I particularly like this section.

Australia’s Democratic Traditions.
In many ways Australia is the most democratic government in the world. Certainly in the short space of 150 years, it has made many notable contributions to social legislation in which it has pioneered. it set up one of the first central banks in the world. Also the nation pioneered in social security and workmen’s compensation laws and developed a unique and workable system of industrial arbitration courts which have helped reduce strikes and disputes to a minimum. p.39


Australian Songs and Singing.
Australians, like Russians, are natural group singers. It’s one of the great differences you’ll notice between American camps and Australian – the singing. p.21

One thing I have noted is that throughout the book they continually point out that Australia is one of the greatest democracies of the world. πŸ˜€ well yeah.

At the back there is a section on Australian Slang. “Australians can give us a head start and still win”.
I will now use the listed slang to illustrate the bog standard New Years Eve party.
I might go to a shivoo (party) where the plonk (cheap wine) will abound, some people will get shikkered (drunk). It will be ding dong (swell) though. It won’t be a beano (gala affair) but I might be a bit crook (sick) in the morning.

It is a cracker of a book.

One of the other books I got is a cracker read. Titled A Teacup in a Storm: an explorer’s guide to life, it is set out like an instruction manual giving me advice on how to go about organising a grand expedition as well as how not to go about organising such an expedition. The sections include Getting There, Getting Along, Getting Started etc. The book was La Dolce Vita by Isabel Coe.

It is still raining. but now the Old 97’s are playing instead.

Unlike a yoyo craze, unlike a marble phase

I love it everyday – Spaghetti Bolognaise!

Life is an interesting thing. Or perhaps more the internet is an interesting thing or even more precise Facebook. Last Sunday night Mum and I went to see Peter Combe. The very next day I got a message on Facebook saying that Catherine Riddle had added me as a friend.

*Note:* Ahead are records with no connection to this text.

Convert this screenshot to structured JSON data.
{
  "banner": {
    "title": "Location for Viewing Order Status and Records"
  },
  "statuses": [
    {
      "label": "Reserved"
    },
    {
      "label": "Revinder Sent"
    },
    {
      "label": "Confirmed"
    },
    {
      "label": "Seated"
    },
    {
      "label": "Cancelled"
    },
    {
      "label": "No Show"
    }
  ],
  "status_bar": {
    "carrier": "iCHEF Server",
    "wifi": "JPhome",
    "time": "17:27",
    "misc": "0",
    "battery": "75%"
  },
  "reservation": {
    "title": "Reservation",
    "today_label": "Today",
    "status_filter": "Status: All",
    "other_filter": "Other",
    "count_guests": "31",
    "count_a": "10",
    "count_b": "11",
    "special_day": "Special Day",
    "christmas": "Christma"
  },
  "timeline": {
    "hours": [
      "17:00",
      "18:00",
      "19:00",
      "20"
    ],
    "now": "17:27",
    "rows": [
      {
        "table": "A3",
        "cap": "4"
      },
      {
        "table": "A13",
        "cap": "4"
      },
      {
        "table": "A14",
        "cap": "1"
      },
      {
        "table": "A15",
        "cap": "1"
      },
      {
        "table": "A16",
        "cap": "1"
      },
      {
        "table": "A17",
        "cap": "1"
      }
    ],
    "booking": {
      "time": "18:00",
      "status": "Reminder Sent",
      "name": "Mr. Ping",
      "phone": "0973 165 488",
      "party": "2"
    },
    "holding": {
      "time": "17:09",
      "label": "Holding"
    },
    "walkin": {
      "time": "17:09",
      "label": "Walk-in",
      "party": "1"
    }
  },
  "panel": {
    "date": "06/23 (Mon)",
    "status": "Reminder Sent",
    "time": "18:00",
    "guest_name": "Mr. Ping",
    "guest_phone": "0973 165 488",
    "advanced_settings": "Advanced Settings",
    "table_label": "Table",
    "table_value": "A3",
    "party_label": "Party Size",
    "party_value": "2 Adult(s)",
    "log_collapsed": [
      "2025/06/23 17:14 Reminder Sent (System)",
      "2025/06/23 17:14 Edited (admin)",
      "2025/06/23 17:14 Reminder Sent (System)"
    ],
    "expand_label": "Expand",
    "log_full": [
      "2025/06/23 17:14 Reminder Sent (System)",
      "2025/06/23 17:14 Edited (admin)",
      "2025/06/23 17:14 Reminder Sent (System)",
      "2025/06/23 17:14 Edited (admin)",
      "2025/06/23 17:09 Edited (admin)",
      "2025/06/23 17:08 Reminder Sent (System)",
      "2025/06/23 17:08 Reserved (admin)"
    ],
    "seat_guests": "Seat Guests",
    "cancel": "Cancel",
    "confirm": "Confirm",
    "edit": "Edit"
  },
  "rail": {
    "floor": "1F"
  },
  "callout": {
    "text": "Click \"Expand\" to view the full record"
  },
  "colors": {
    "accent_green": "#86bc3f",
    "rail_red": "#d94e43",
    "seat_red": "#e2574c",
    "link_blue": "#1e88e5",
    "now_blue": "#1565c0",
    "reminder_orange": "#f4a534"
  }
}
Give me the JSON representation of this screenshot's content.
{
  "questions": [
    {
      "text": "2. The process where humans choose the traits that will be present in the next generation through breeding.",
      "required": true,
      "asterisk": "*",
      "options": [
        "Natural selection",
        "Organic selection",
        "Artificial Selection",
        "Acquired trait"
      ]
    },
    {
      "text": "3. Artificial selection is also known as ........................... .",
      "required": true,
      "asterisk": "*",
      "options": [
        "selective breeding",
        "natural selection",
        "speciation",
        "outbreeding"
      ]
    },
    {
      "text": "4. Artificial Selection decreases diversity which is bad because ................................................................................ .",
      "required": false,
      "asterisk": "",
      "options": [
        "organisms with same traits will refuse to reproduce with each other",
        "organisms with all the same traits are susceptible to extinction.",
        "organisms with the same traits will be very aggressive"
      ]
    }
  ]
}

Catherine and I grew up together. A fair swack of my childhood was spent playing in Catherine’s back yard, swimming in the pool, playing dress-ups in her Mum’s old ballet costumes and generally just having fun. We went to the same primary school but after her dad spent a year on exchange in England and they went up to Charters Towers to live/teach we pretty much lost contact. We have seen each other a few times over the years but I don’t think I have seen Catherine for probably four years now. I nearly fell off my chair when I got the notification on facebook because a few weeks before when I had joined facebook again as it now seemed like all my friends had it now, one of the first people I searched for was Catherine but she wasn’t to be found.

This is us when we are young tykes, Catherine and I had just turned 4 ( our birthdays are 10 days apart) and Matthew was/still is my little brother.
Catherine, Helen & Matthew

What made it all the more special was that the night before as Mum and I were walking down the steps out of the Zoo after seeing Peter Combe, Mum was commenting on how Margaret (Catherine’s mum) had introduced us to Peter Combe as I was mentioning that a lot of my friends had not been exposed to Peter when they were young and that she was going to send Margaret a letter and her Peter Combe ticket.

Peter Combe was a fantastic night. The Zoo was sold out and it was full of newspaper hats and pure glee amongst the punters who had forgotten just how much we had loved Peter Combe as children and that we would still sing those songs word for word. I can’t wait for him to come back north again as I would be there in a split second. I have gone to a fair amount of concerts and whilst there was no fancy lights or sound effects, I have to say I think it was the only concert I have been to where every single person there had a huge grin on their face all night long.

Peter Combe